- **Required action**
Could you copy each line of the entries that contains "Output"?

- **Data supplied**
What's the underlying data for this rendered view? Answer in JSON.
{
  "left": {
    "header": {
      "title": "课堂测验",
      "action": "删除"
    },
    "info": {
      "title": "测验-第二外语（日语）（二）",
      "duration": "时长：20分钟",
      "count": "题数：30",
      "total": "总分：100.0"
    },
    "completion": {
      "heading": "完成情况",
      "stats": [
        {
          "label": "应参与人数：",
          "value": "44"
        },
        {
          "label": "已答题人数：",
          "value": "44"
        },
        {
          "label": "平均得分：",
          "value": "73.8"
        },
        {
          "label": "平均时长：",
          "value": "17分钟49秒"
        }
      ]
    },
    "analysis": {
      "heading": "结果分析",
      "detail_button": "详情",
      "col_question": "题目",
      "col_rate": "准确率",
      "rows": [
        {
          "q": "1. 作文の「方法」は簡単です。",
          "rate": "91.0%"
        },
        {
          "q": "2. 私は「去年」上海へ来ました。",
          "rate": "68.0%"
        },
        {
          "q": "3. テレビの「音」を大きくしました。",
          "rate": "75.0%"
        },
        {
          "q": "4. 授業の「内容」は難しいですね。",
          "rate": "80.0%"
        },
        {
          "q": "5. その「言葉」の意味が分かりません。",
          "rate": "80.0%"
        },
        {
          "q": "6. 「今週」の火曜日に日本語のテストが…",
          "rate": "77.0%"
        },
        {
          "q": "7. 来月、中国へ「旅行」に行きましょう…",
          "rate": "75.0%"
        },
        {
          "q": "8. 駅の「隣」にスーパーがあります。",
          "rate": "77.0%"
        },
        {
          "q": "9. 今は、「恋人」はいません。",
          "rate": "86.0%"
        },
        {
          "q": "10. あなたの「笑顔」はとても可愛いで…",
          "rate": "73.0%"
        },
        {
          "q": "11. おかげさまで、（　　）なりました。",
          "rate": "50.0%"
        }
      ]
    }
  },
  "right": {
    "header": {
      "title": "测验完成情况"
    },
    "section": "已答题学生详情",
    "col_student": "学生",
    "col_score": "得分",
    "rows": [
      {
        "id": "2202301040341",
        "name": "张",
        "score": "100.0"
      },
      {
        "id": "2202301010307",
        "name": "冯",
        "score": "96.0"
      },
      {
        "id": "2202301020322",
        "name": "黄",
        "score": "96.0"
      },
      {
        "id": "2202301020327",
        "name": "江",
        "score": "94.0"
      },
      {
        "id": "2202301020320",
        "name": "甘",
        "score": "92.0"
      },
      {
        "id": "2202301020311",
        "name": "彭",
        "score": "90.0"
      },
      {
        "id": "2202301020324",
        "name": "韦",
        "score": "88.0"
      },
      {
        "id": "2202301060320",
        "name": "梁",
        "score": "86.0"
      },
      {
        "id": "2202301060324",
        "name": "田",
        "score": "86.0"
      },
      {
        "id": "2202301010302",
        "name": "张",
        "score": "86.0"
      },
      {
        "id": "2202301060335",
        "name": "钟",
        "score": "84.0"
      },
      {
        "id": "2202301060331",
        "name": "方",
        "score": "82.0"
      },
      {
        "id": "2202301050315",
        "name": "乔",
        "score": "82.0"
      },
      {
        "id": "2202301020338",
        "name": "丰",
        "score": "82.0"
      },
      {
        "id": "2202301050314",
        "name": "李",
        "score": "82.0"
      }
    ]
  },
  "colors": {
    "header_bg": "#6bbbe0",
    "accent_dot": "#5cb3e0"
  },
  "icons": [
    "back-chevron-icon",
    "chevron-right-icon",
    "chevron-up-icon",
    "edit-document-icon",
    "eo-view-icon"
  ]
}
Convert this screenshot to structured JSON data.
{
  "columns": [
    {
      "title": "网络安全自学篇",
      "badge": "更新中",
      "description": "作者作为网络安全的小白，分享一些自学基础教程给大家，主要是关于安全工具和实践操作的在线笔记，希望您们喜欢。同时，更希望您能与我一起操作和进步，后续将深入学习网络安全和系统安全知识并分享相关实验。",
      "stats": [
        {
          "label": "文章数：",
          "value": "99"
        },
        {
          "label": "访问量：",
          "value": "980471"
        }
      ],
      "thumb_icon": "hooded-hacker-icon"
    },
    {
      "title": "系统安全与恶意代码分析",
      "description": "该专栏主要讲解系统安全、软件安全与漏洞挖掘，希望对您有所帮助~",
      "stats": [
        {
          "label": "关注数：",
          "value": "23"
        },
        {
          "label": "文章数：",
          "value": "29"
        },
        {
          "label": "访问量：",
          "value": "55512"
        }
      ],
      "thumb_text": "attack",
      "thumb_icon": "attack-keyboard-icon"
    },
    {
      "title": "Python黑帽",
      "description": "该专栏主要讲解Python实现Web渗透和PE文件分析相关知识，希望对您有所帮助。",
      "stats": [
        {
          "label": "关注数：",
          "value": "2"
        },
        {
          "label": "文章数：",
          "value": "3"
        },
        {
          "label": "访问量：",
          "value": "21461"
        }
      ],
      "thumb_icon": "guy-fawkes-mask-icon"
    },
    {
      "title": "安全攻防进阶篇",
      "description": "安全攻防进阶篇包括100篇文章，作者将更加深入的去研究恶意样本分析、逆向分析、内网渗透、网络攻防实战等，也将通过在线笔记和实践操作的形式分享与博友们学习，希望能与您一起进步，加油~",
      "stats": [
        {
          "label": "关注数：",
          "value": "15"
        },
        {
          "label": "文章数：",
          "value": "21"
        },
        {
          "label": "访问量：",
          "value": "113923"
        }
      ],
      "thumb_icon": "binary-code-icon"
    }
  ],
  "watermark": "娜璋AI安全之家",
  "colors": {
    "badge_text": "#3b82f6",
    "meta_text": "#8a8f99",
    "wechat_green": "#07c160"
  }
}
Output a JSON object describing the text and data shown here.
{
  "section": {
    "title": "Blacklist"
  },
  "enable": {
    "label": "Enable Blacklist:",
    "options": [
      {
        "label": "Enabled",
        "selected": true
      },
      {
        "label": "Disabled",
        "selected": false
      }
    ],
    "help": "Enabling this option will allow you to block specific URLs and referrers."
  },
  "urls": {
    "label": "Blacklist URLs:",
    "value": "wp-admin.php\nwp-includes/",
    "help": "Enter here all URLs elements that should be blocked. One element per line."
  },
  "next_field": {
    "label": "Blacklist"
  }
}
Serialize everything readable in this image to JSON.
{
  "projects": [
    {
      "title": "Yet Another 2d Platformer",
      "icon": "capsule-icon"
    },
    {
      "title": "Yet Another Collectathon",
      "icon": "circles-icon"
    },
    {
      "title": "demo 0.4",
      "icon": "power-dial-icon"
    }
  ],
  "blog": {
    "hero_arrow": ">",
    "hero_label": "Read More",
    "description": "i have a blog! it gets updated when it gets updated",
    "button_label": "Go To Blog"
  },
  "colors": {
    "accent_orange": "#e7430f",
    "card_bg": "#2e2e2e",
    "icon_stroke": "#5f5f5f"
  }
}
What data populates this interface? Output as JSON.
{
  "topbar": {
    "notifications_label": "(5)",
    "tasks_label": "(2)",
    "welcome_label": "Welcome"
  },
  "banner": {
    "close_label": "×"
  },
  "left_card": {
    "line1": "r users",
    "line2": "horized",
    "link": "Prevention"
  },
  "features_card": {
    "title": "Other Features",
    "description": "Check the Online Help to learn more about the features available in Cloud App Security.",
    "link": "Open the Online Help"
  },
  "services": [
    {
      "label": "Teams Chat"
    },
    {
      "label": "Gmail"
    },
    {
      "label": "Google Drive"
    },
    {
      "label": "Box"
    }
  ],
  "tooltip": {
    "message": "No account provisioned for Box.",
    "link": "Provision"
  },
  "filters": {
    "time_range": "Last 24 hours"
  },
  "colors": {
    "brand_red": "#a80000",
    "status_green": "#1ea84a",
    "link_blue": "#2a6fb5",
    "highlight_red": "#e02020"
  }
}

- **Solution for this problem**
Output a JSON object describing the text and data shown here.
What data populates this interface? Output as JSON.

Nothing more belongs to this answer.